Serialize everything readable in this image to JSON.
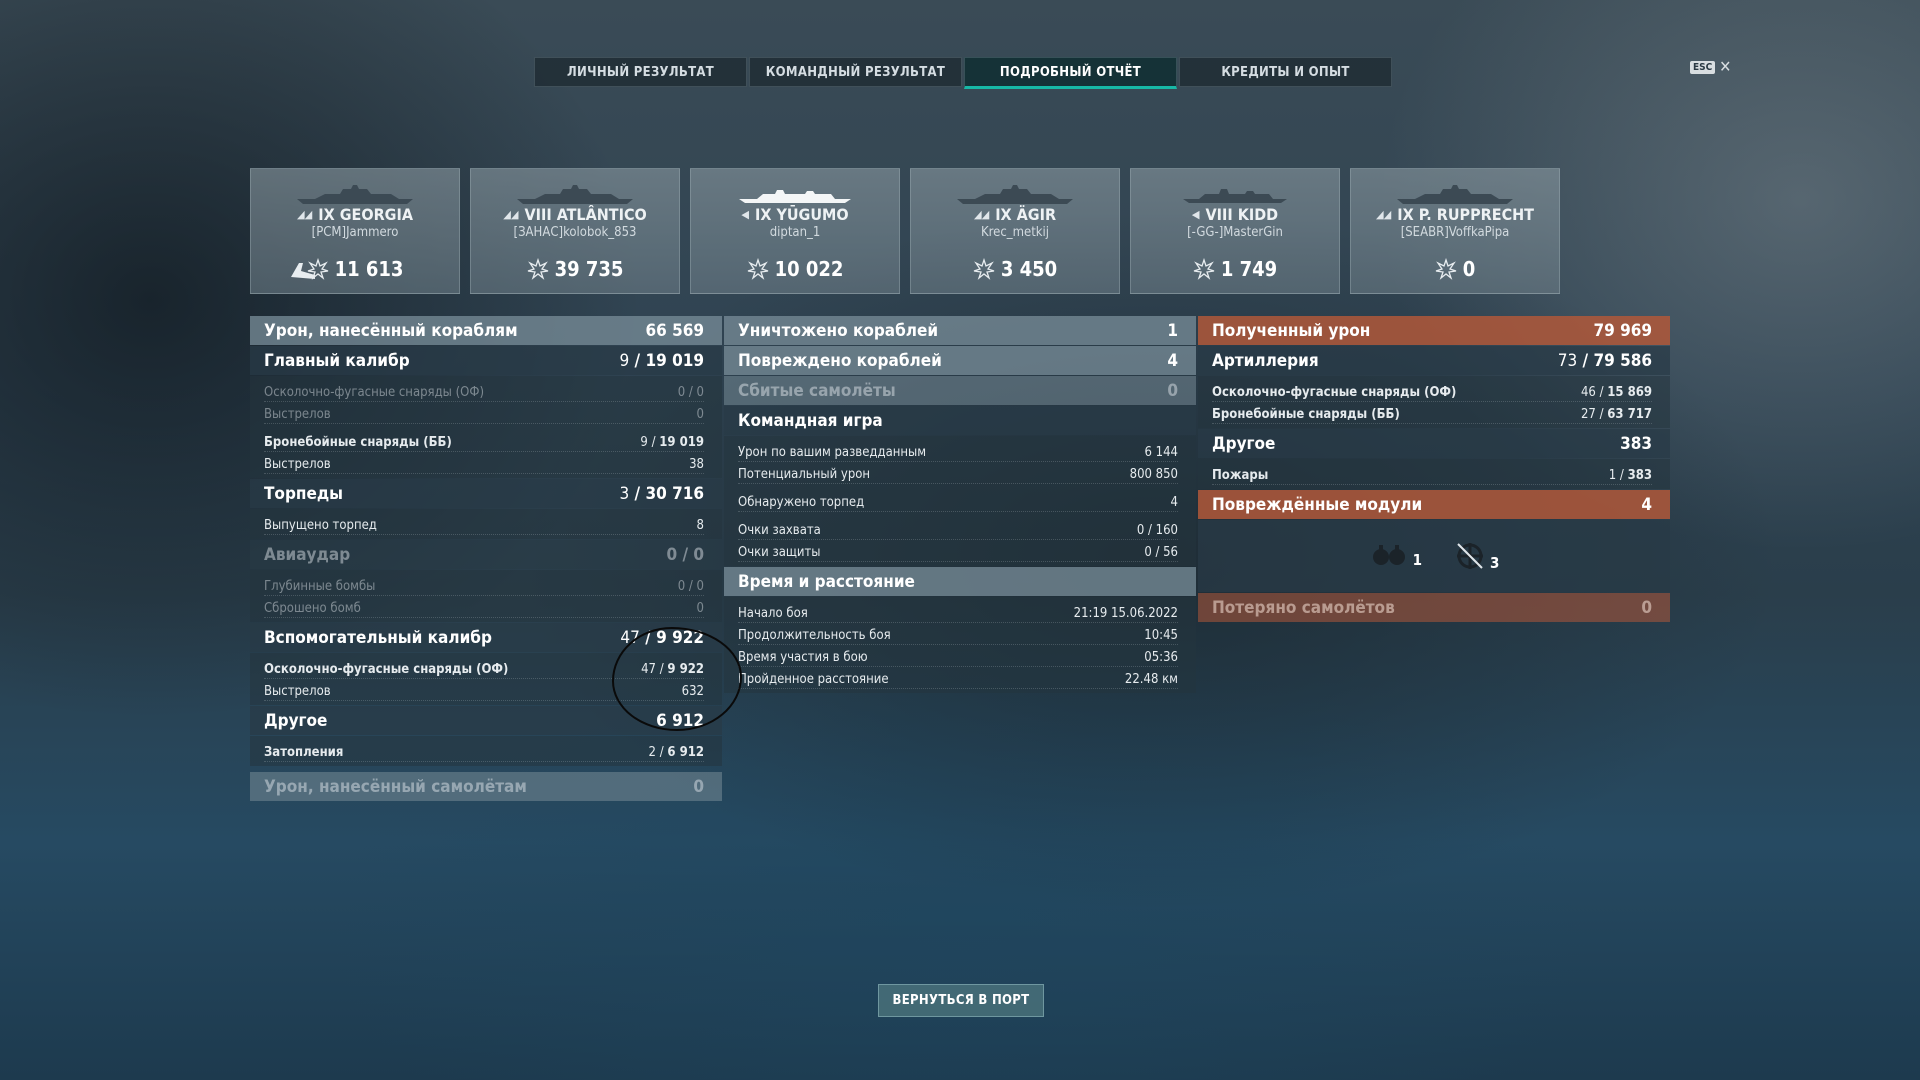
{
  "tabs": [
    {
      "label": "ЛИЧНЫЙ РЕЗУЛЬТАТ",
      "active": false
    },
    {
      "label": "КОМАНДНЫЙ РЕЗУЛЬТАТ",
      "active": false
    },
    {
      "label": "ПОДРОБНЫЙ ОТЧЁТ",
      "active": true
    },
    {
      "label": "КРЕДИТЫ И ОПЫТ",
      "active": false
    }
  ],
  "esc": {
    "key": "ESC",
    "close": "✕"
  },
  "ships": [
    {
      "name": "IX GEORGIA",
      "player": "[PCM]Jammero",
      "damage": "11 613",
      "icon": "battleship-icon"
    },
    {
      "name": "VIII ATLÂNTICO",
      "player": "[ЗАНАС]kolobok_853",
      "damage": "39 735",
      "icon": "battleship-icon"
    },
    {
      "name": "IX YŪGUMO",
      "player": "diptan_1",
      "damage": "10 022",
      "icon": "destroyer-icon"
    },
    {
      "name": "IX ÄGIR",
      "player": "Krec_metkij",
      "damage": "3 450",
      "icon": "battleship-icon"
    },
    {
      "name": "VIII KIDD",
      "player": "[-GG-]MasterGin",
      "damage": "1 749",
      "icon": "destroyer-icon"
    },
    {
      "name": "IX P. RUPPRECHT",
      "player": "[SEABR]VoffkaPipa",
      "damage": "0",
      "icon": "battleship-icon"
    }
  ],
  "col1": {
    "dmg_ships": {
      "label": "Урон, нанесённый кораблям",
      "value": "66 569"
    },
    "main_battery": {
      "label": "Главный калибр",
      "a": "9",
      "b": "19 019"
    },
    "mb_he": {
      "label": "Осколочно-фугасные снаряды (ОФ)",
      "value": "0 / 0"
    },
    "mb_he_shots": {
      "label": "Выстрелов",
      "value": "0"
    },
    "mb_ap": {
      "label": "Бронебойные снаряды (ББ)",
      "a": "9",
      "b": "19 019"
    },
    "mb_ap_shots": {
      "label": "Выстрелов",
      "value": "38"
    },
    "torpedoes": {
      "label": "Торпеды",
      "a": "3",
      "b": "30 716"
    },
    "torp_launched": {
      "label": "Выпущено торпед",
      "value": "8"
    },
    "air_strike": {
      "label": "Авиаудар",
      "value": "0 / 0"
    },
    "depth_charges": {
      "label": "Глубинные бомбы",
      "value": "0 / 0"
    },
    "bombs_dropped": {
      "label": "Сброшено бомб",
      "value": "0"
    },
    "secondary": {
      "label": "Вспомогательный калибр",
      "a": "47",
      "b": "9 922"
    },
    "sec_he": {
      "label": "Осколочно-фугасные снаряды (ОФ)",
      "a": "47",
      "b": "9 922"
    },
    "sec_shots": {
      "label": "Выстрелов",
      "value": "632"
    },
    "other": {
      "label": "Другое",
      "value": "6 912"
    },
    "flooding": {
      "label": "Затопления",
      "a": "2",
      "b": "6 912"
    },
    "dmg_planes": {
      "label": "Урон, нанесённый самолётам",
      "value": "0"
    }
  },
  "col2": {
    "destroyed": {
      "label": "Уничтожено кораблей",
      "value": "1"
    },
    "damaged": {
      "label": "Повреждено кораблей",
      "value": "4"
    },
    "planes_shot": {
      "label": "Сбитые самолёты",
      "value": "0"
    },
    "teamplay": {
      "label": "Командная игра"
    },
    "spot_dmg": {
      "label": "Урон по вашим разведданным",
      "value": "6 144"
    },
    "potential": {
      "label": "Потенциальный урон",
      "value": "800 850"
    },
    "torp_spotted": {
      "label": "Обнаружено торпед",
      "value": "4"
    },
    "capture": {
      "label": "Очки захвата",
      "value": "0 / 160"
    },
    "defense": {
      "label": "Очки защиты",
      "value": "0 / 56"
    },
    "time_dist": {
      "label": "Время и расстояние"
    },
    "start": {
      "label": "Начало боя",
      "value": "21:19  15.06.2022"
    },
    "duration": {
      "label": "Продолжительность боя",
      "value": "10:45"
    },
    "participation": {
      "label": "Время участия в бою",
      "value": "05:36"
    },
    "distance": {
      "label": "Пройденное расстояние",
      "value": "22.48 км"
    }
  },
  "col3": {
    "received": {
      "label": "Полученный урон",
      "value": "79 969"
    },
    "artillery": {
      "label": "Артиллерия",
      "a": "73",
      "b": "79 586"
    },
    "art_he": {
      "label": "Осколочно-фугасные снаряды (ОФ)",
      "a": "46",
      "b": "15 869"
    },
    "art_ap": {
      "label": "Бронебойные снаряды (ББ)",
      "a": "27",
      "b": "63 717"
    },
    "other": {
      "label": "Другое",
      "value": "383"
    },
    "fires": {
      "label": "Пожары",
      "a": "1",
      "b": "383"
    },
    "modules": {
      "label": "Повреждённые модули",
      "value": "4"
    },
    "module_items": [
      {
        "icon": "engine-icon",
        "count": "1"
      },
      {
        "icon": "steering-gear-icon",
        "count": "3"
      }
    ],
    "planes_lost": {
      "label": "Потеряно самолётов",
      "value": "0"
    }
  },
  "port_button": "ВЕРНУТЬСЯ В ПОРТ",
  "colors": {
    "accent": "#17b8a6",
    "received_header": "#b0583a"
  }
}
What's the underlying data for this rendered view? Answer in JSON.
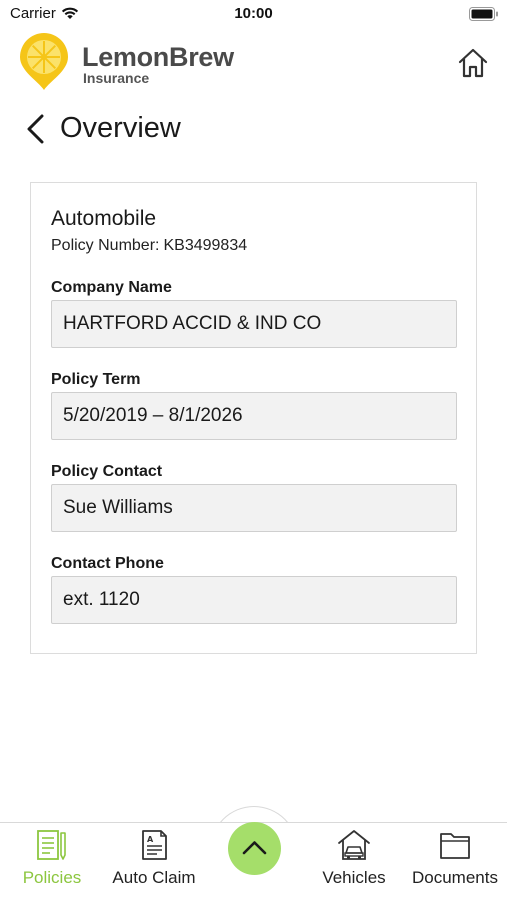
{
  "status_bar": {
    "carrier": "Carrier",
    "time": "10:00"
  },
  "brand": {
    "name": "LemonBrew",
    "subtitle": "Insurance"
  },
  "page": {
    "title": "Overview"
  },
  "policy": {
    "type": "Automobile",
    "number_label": "Policy Number:",
    "number": "KB3499834",
    "fields": [
      {
        "label": "Company Name",
        "value": "HARTFORD ACCID & IND CO"
      },
      {
        "label": "Policy Term",
        "value": "5/20/2019 – 8/1/2026"
      },
      {
        "label": "Policy Contact",
        "value": "Sue Williams"
      },
      {
        "label": "Contact Phone",
        "value": "ext. 1120"
      }
    ]
  },
  "tabs": [
    {
      "label": "Policies",
      "icon": "policies-icon",
      "active": true
    },
    {
      "label": "Auto Claim",
      "icon": "auto-claim-icon",
      "active": false
    },
    {
      "label": "Vehicles",
      "icon": "vehicles-icon",
      "active": false
    },
    {
      "label": "Documents",
      "icon": "documents-icon",
      "active": false
    }
  ],
  "colors": {
    "accent": "#8cc63f",
    "center_button": "#a5de6a",
    "logo": "#f5c518"
  }
}
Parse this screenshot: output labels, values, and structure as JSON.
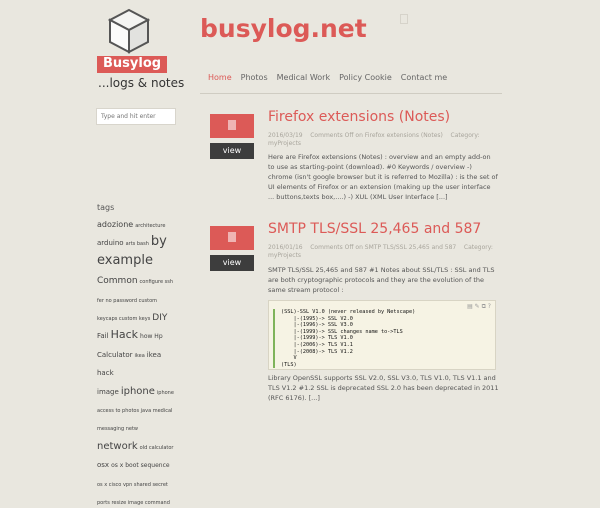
{
  "site": {
    "badge": "Busylog",
    "tagline": "...logs & notes",
    "title": "busylog.net"
  },
  "nav": {
    "items": [
      "Home",
      "Photos",
      "Medical Work",
      "Policy Cookie",
      "Contact me"
    ],
    "active": "Home"
  },
  "search": {
    "placeholder": "Type and hit enter"
  },
  "tags": {
    "title": "tags",
    "line1": "adozione",
    "line1b": "architecture",
    "line2": "arduino",
    "line2b": "arts bash",
    "line2c": "by",
    "line3": "example",
    "line4": "Common",
    "line4b": "configure ssh",
    "line5": "fer no password custom",
    "line6": "keycaps custom keys",
    "line6b": "DIY",
    "line7": "Fail",
    "line7b": "Hack",
    "line7c": "how Hp",
    "line8": "Calculator",
    "line8b": "ikea",
    "line8c": "ikea hack",
    "line9": "image",
    "line9b": "iphone",
    "line9c": "iphone",
    "line10": "access to photos java medical",
    "line11": "messaging netw",
    "line12": "network",
    "line12b": "old calculator",
    "line13": "osx",
    "line13b": "os x boot sequence",
    "line14": "os x cisco vpn shared secret",
    "line15": "ports resize image command"
  },
  "posts": [
    {
      "title": "Firefox extensions (Notes)",
      "date": "2016/03/19",
      "comments": "Comments Off on Firefox extensions (Notes)",
      "category": "Category:",
      "category_value": "myProjects",
      "excerpt": "Here are Firefox extensions (Notes) : overview and an empty add-on to use as starting-point (download). #0 Keywords / overview -) chrome (isn't google browser but it is referred to Mozilla) : is the set of UI elements of Firefox or an extension (making up the user interface ... buttons,texts box,....) -) XUL (XML User Interface [...]",
      "view_label": "view"
    },
    {
      "title": "SMTP TLS/SSL 25,465 and 587",
      "date": "2016/01/16",
      "comments": "Comments Off on SMTP TLS/SSL 25,465 and 587",
      "category": "Category:",
      "category_value": "myProjects",
      "excerpt": "SMTP TLS/SSL 25,465 and 587 #1 Notes about SSL/TLS : SSL and TLS are both cryptographic protocols and they are the evolution of the same stream protocol :",
      "view_label": "view",
      "code": "(SSL)-SSL V1.0 (never released by Netscape)\n    |-(1995)-> SSL V2.0\n    |-(1996)-> SSL V3.0\n    |-(1999)-> SSL changes name to->TLS\n    |-(1999)-> TLS V1.0\n    |-(2006)-> TLS V1.1\n    |-(2008)-> TLS V1.2\n    V\n(TLS)",
      "after": "Library OpenSSL supports SSL V2.0, SSL V3.0, TLS V1.0, TLS V1.1 and TLS V1.2 #1.2 SSL is deprecated SSL 2.0 has been deprecated in 2011 (RFC 6176). [...]"
    }
  ],
  "colors": {
    "accent": "#dc5a57",
    "background": "#e9e7df",
    "button": "#3d3d3d"
  },
  "icons": {
    "logo": "cube-icon",
    "thumb": "document-icon"
  }
}
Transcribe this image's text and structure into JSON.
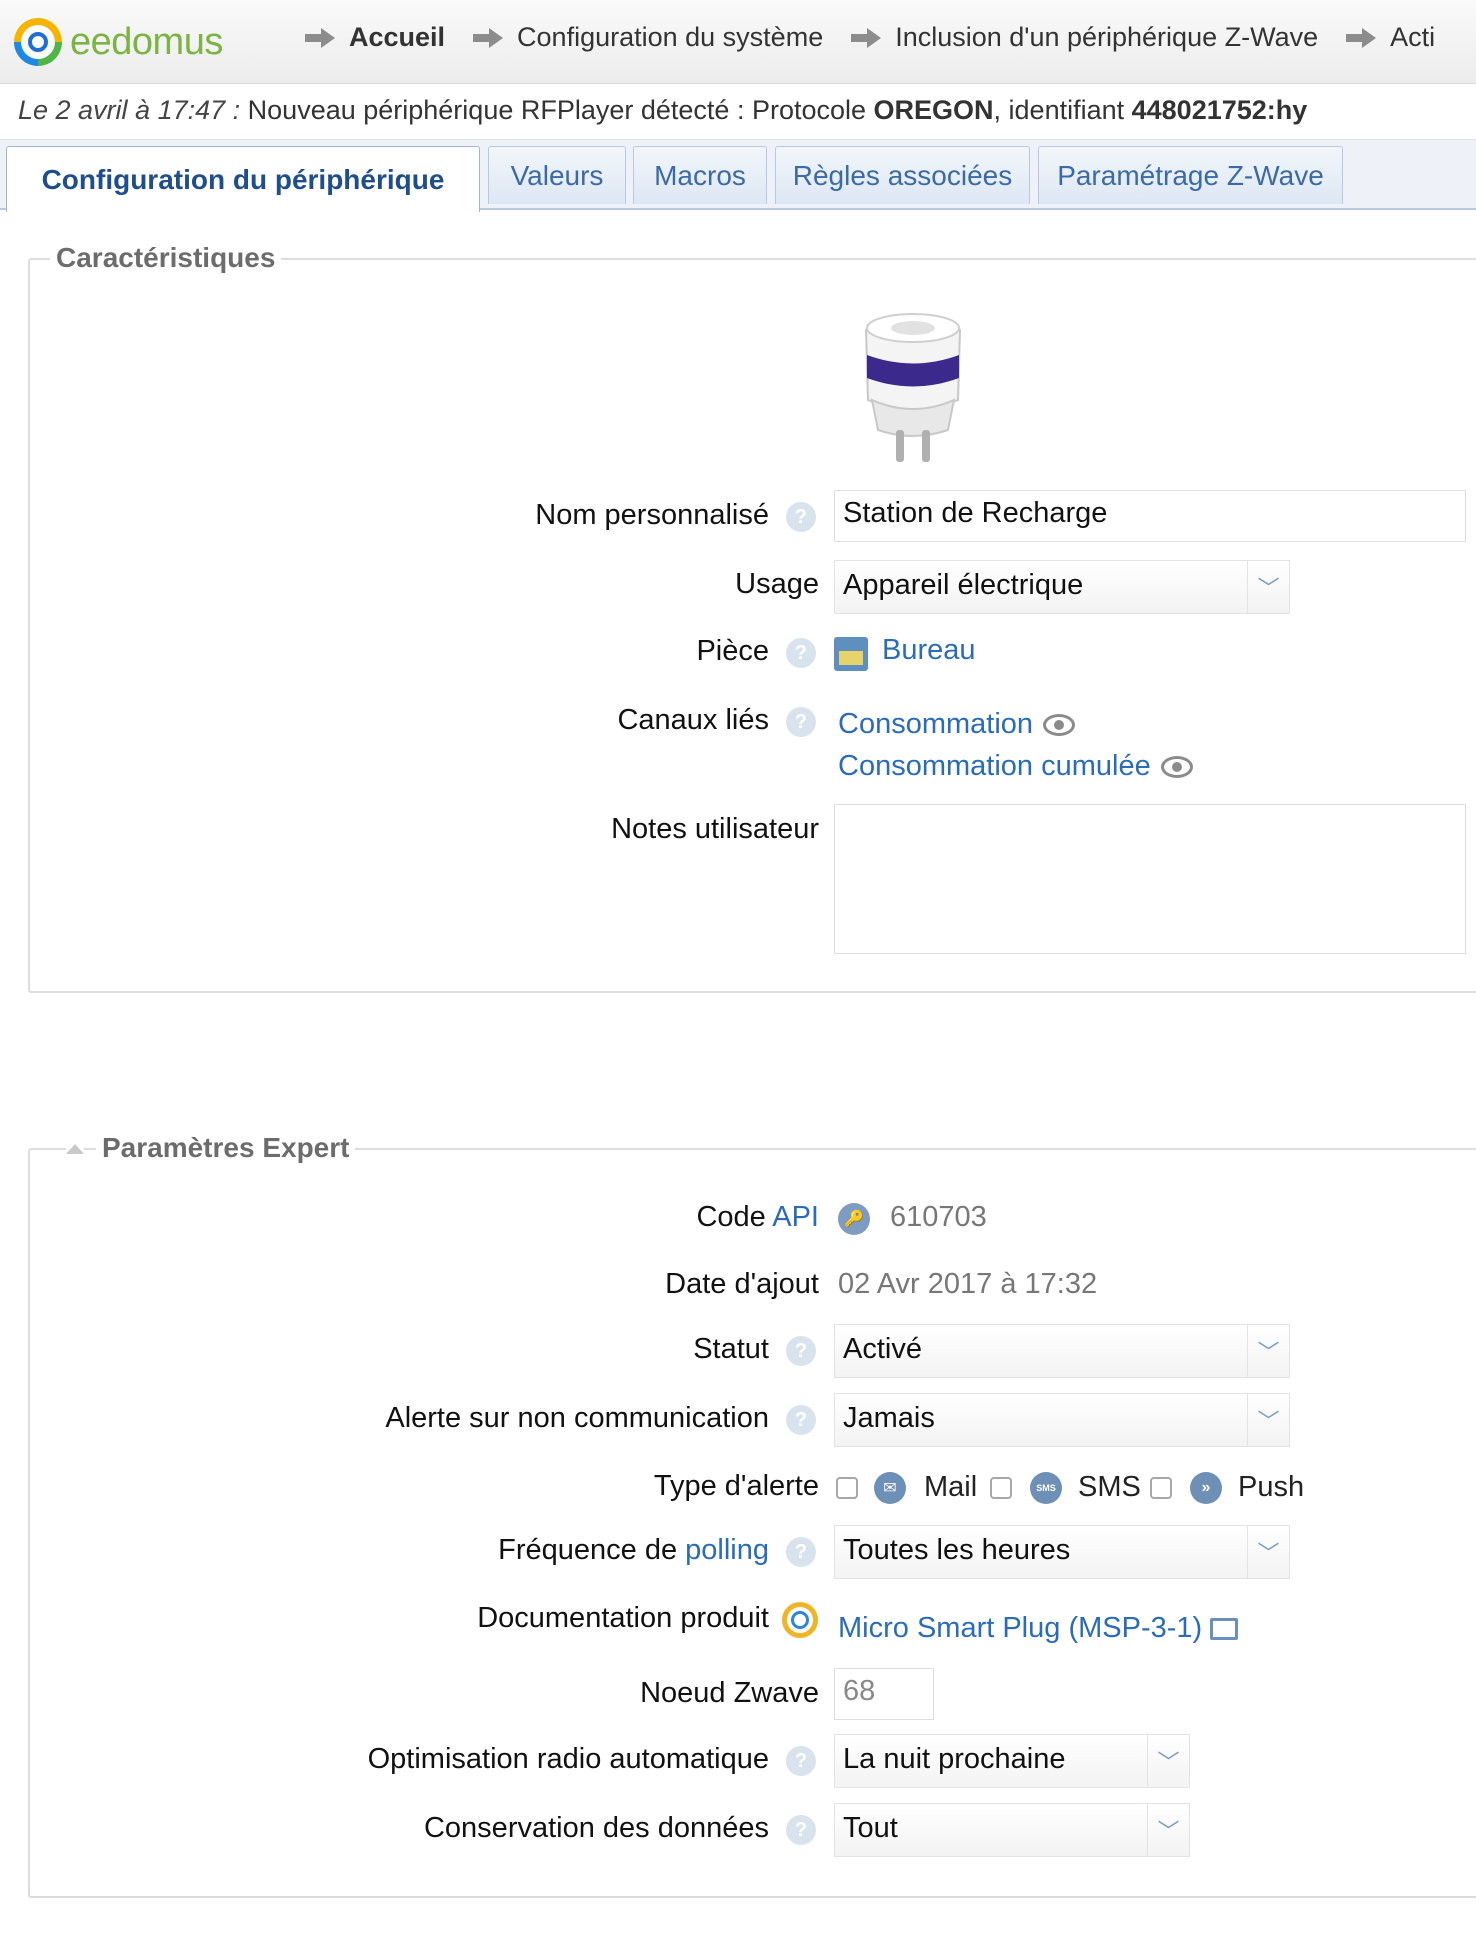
{
  "header": {
    "logo_text": "eedomus",
    "breadcrumbs": [
      {
        "label": "Accueil"
      },
      {
        "label": "Configuration du système"
      },
      {
        "label": "Inclusion d'un périphérique Z-Wave"
      },
      {
        "label": "Acti"
      }
    ]
  },
  "notice": {
    "date": "Le 2 avril à 17:47 :",
    "text_before": " Nouveau périphérique RFPlayer détecté : Protocole ",
    "protocol": "OREGON",
    "text_middle": ", identifiant ",
    "identifier": "448021752:hy"
  },
  "tabs": [
    {
      "label": "Configuration du périphérique",
      "active": true
    },
    {
      "label": "Valeurs"
    },
    {
      "label": "Macros"
    },
    {
      "label": "Règles associées"
    },
    {
      "label": "Paramétrage Z-Wave"
    }
  ],
  "characteristics": {
    "legend": "Caractéristiques",
    "custom_name_label": "Nom personnalisé",
    "custom_name_value": "Station de Recharge",
    "usage_label": "Usage",
    "usage_value": "Appareil électrique",
    "room_label": "Pièce",
    "room_value": "Bureau",
    "channels_label": "Canaux liés",
    "channels": [
      "Consommation",
      "Consommation cumulée"
    ],
    "notes_label": "Notes utilisateur",
    "notes_value": ""
  },
  "expert": {
    "legend": "Paramètres Expert",
    "api_label": "Code",
    "api_link": "API",
    "api_value": "610703",
    "date_label": "Date d'ajout",
    "date_value": "02 Avr 2017 à 17:32",
    "status_label": "Statut",
    "status_value": "Activé",
    "alert_label": "Alerte sur non communication",
    "alert_value": "Jamais",
    "alert_type_label": "Type d'alerte",
    "alert_types": [
      "Mail",
      "SMS",
      "Push"
    ],
    "sms_badge": "SMS",
    "polling_label": "Fréquence de",
    "polling_link": "polling",
    "polling_value": "Toutes les heures",
    "doc_label": "Documentation produit",
    "doc_link": "Micro Smart Plug (MSP-3-1)",
    "node_label": "Noeud Zwave",
    "node_value": "68",
    "radio_label": "Optimisation radio automatique",
    "radio_value": "La nuit prochaine",
    "retention_label": "Conservation des données",
    "retention_value": "Tout"
  },
  "icons": {
    "help": "?",
    "chevron": "﹀"
  },
  "colors": {
    "link": "#2a6cb8",
    "tab_text": "#3b6aa5",
    "logo_green": "#7cb342"
  }
}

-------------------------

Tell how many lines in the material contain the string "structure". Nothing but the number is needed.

Answer section: 2